In fact, they use a rental unit registry because state law requires it! State courts have said that if a locality is to impose a price control on rents, then each rent has to be documented and recognized (“certified”) as the lawful rent. How else could a landlord be held to account for an overcharge?
What most irks Yukelson and his fellow landlords is regulation. He has frequently attacked the city in letters to the editor and AAGLA editorials. He sees Red Scare ghosts in rent control everywhere he looks.
Not surprisingly, Yukelson doesn’t hold back in the association’s press release announcing the amended filing:
The City of Beverly Hills has undertaken a vicious campaign against small residential income property owners by forcing them to comply with burdensome administrative reporting requirements. The Tenant Rental Registry is just one aspect of the City’s high cost, rent stabilization infrastructure, which at last count has added nearly a dozen new rent stabilization employees to the City’s already bloated headcount, and is costing taxpayers of the City upwards of two million dollars a year.

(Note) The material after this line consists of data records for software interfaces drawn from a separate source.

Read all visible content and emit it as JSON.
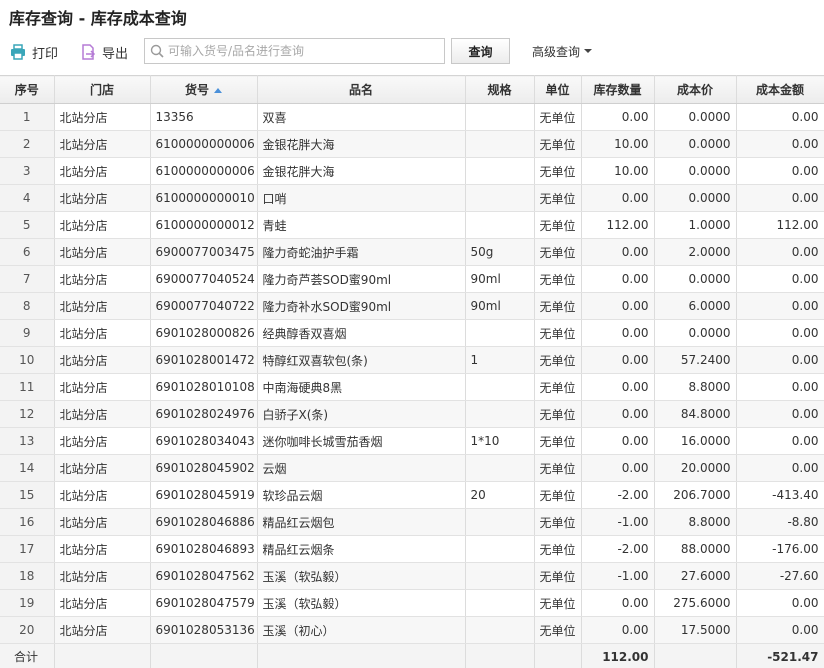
{
  "page": {
    "title": "库存查询 - 库存成本查询"
  },
  "toolbar": {
    "print_label": "打印",
    "export_label": "导出",
    "search_placeholder": "可输入货号/品名进行查询",
    "query_label": "查询",
    "advanced_label": "高级查询"
  },
  "colors": {
    "print_icon": "#3aa6b9",
    "export_icon": "#b57bd6",
    "sort_arrow": "#4a90d9"
  },
  "table": {
    "headers": [
      "序号",
      "门店",
      "货号",
      "品名",
      "规格",
      "单位",
      "库存数量",
      "成本价",
      "成本金额"
    ],
    "sorted_column": "货号",
    "rows": [
      [
        "1",
        "北站分店",
        "13356",
        "双喜",
        "",
        "无单位",
        "0.00",
        "0.0000",
        "0.00"
      ],
      [
        "2",
        "北站分店",
        "6100000000006",
        "金银花胖大海",
        "",
        "无单位",
        "10.00",
        "0.0000",
        "0.00"
      ],
      [
        "3",
        "北站分店",
        "6100000000006",
        "金银花胖大海",
        "",
        "无单位",
        "10.00",
        "0.0000",
        "0.00"
      ],
      [
        "4",
        "北站分店",
        "6100000000010",
        "口哨",
        "",
        "无单位",
        "0.00",
        "0.0000",
        "0.00"
      ],
      [
        "5",
        "北站分店",
        "6100000000012",
        "青蛙",
        "",
        "无单位",
        "112.00",
        "1.0000",
        "112.00"
      ],
      [
        "6",
        "北站分店",
        "6900077003475",
        "隆力奇蛇油护手霜",
        "50g",
        "无单位",
        "0.00",
        "2.0000",
        "0.00"
      ],
      [
        "7",
        "北站分店",
        "6900077040524",
        "隆力奇芦荟SOD蜜90ml",
        "90ml",
        "无单位",
        "0.00",
        "0.0000",
        "0.00"
      ],
      [
        "8",
        "北站分店",
        "6900077040722",
        "隆力奇补水SOD蜜90ml",
        "90ml",
        "无单位",
        "0.00",
        "6.0000",
        "0.00"
      ],
      [
        "9",
        "北站分店",
        "6901028000826",
        "经典醇香双喜烟",
        "",
        "无单位",
        "0.00",
        "0.0000",
        "0.00"
      ],
      [
        "10",
        "北站分店",
        "6901028001472",
        "特醇红双喜软包(条)",
        "1",
        "无单位",
        "0.00",
        "57.2400",
        "0.00"
      ],
      [
        "11",
        "北站分店",
        "6901028010108",
        "中南海硬典8黑",
        "",
        "无单位",
        "0.00",
        "8.8000",
        "0.00"
      ],
      [
        "12",
        "北站分店",
        "6901028024976",
        "白骄子X(条)",
        "",
        "无单位",
        "0.00",
        "84.8000",
        "0.00"
      ],
      [
        "13",
        "北站分店",
        "6901028034043",
        "迷你咖啡长城雪茄香烟",
        "1*10",
        "无单位",
        "0.00",
        "16.0000",
        "0.00"
      ],
      [
        "14",
        "北站分店",
        "6901028045902",
        "云烟",
        "",
        "无单位",
        "0.00",
        "20.0000",
        "0.00"
      ],
      [
        "15",
        "北站分店",
        "6901028045919",
        "软珍品云烟",
        "20",
        "无单位",
        "-2.00",
        "206.7000",
        "-413.40"
      ],
      [
        "16",
        "北站分店",
        "6901028046886",
        "精品红云烟包",
        "",
        "无单位",
        "-1.00",
        "8.8000",
        "-8.80"
      ],
      [
        "17",
        "北站分店",
        "6901028046893",
        "精品红云烟条",
        "",
        "无单位",
        "-2.00",
        "88.0000",
        "-176.00"
      ],
      [
        "18",
        "北站分店",
        "6901028047562",
        "玉溪（软弘毅）",
        "",
        "无单位",
        "-1.00",
        "27.6000",
        "-27.60"
      ],
      [
        "19",
        "北站分店",
        "6901028047579",
        "玉溪（软弘毅）",
        "",
        "无单位",
        "0.00",
        "275.6000",
        "0.00"
      ],
      [
        "20",
        "北站分店",
        "6901028053136",
        "玉溪（初心）",
        "",
        "无单位",
        "0.00",
        "17.5000",
        "0.00"
      ]
    ],
    "footer": {
      "label": "合计",
      "total_qty": "112.00",
      "total_amount": "-521.47"
    }
  }
}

Let’s be clear: the city has not created a “tenant registry.” There is no information collected about tenants — not even a name. As for his braying about “high cost,” the Rent Stabilization Program is costing the city less than $800,000 this fiscal year; that will go to an estimated $1.5 million next fiscal year (not $2 million).

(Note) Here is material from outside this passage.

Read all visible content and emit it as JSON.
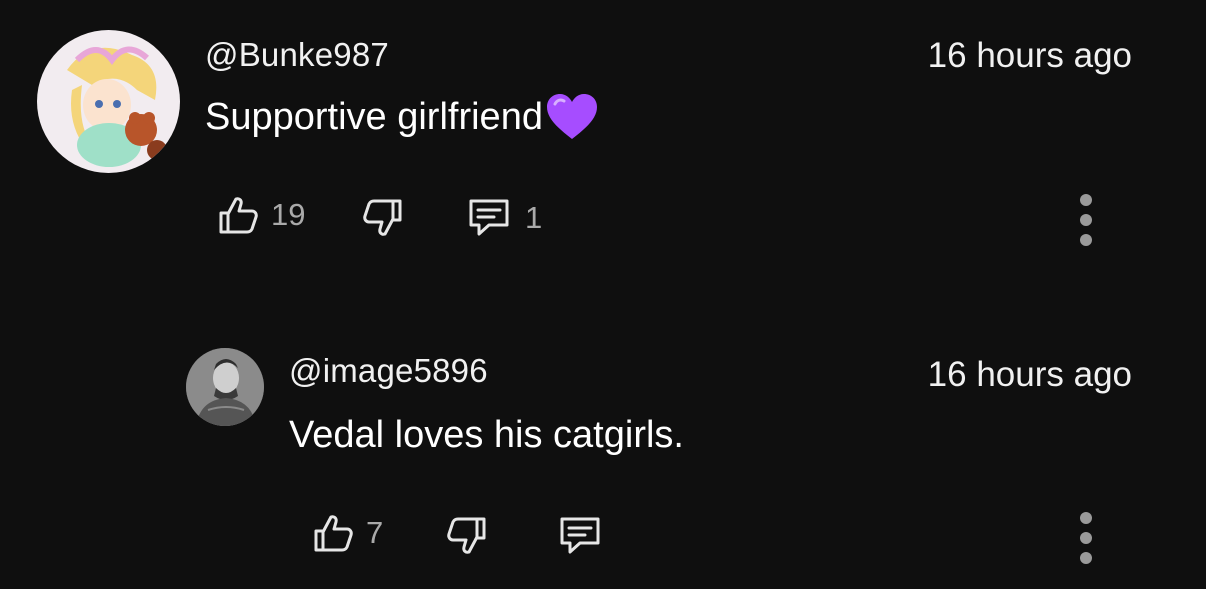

Moreover, the program is entirely cost-recovered: the taxpayer is not on the hook because tenants and landlords will likely split the program cost 50-50. For landlords that would mean about $50 per year per unit more than they pay today under the longstanding RSO program.
Yukelson gets other facts wrong too: the city has hired no more than six employees (and some are part-time) and only one (the director) is a permanent position. Maybe Yukelson’s hand is behind the poorly-crafted federal complaint too?
Yukelson brings passion to his polemic because he has some skin in the game: along with wife Blau he is the new owner of a fourplex on Olympic Boulevard. They don’t like the reduced cap on the allowed rent increase and the new relocation fees! He summed up his perspective at City Council just last week. Enjoy the video!